Collected data entries
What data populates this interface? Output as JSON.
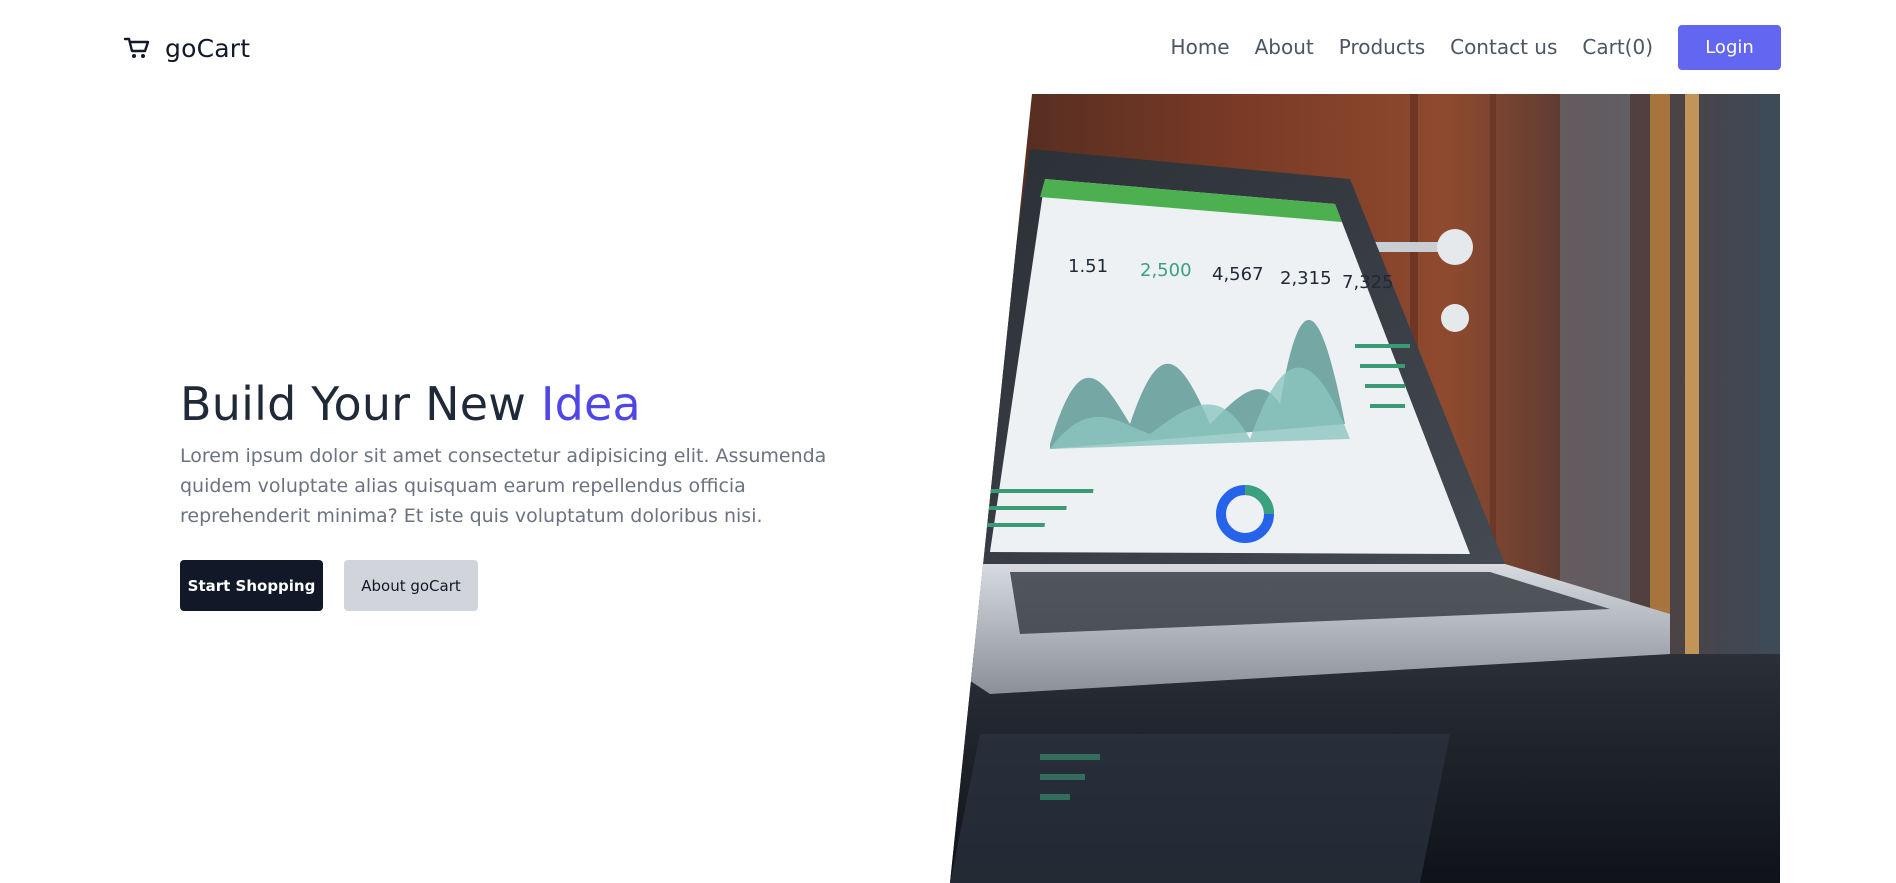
{
  "brand": {
    "name": "goCart",
    "icon": "shopping-cart-icon"
  },
  "nav": {
    "links": [
      "Home",
      "About",
      "Products",
      "Contact us",
      "Cart(0)"
    ],
    "login_label": "Login"
  },
  "hero": {
    "title_main": "Build Your New",
    "title_accent": "Idea",
    "description": "Lorem ipsum dolor sit amet consectetur adipisicing elit. Assumenda quidem voluptate alias quisquam earum repellendus officia reprehenderit minima? Et iste quis voluptatum doloribus nisi.",
    "primary_button": "Start Shopping",
    "secondary_button": "About goCart"
  },
  "colors": {
    "accent": "#6366f1",
    "accent_text": "#4f46e5",
    "primary_button": "#111827",
    "secondary_button": "#d1d5db"
  }
}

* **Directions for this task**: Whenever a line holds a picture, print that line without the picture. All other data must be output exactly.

* **Solution for this problem**:
What data populates this interface? Output as JSON.
{
  "brand": {
    "name": "goCart",
    "icon": "shopping-cart-icon"
  },
  "nav": {
    "links": [
      "Home",
      "About",
      "Products",
      "Contact us",
      "Cart(0)"
    ],
    "login_label": "Login"
  },
  "hero": {
    "title_main": "Build Your New",
    "title_accent": "Idea",
    "description": "Lorem ipsum dolor sit amet consectetur adipisicing elit. Assumenda quidem voluptate alias quisquam earum repellendus officia reprehenderit minima? Et iste quis voluptatum doloribus nisi.",
    "primary_button": "Start Shopping",
    "secondary_button": "About goCart"
  },
  "colors": {
    "accent": "#6366f1",
    "accent_text": "#4f46e5",
    "primary_button": "#111827",
    "secondary_button": "#d1d5db"
  }
}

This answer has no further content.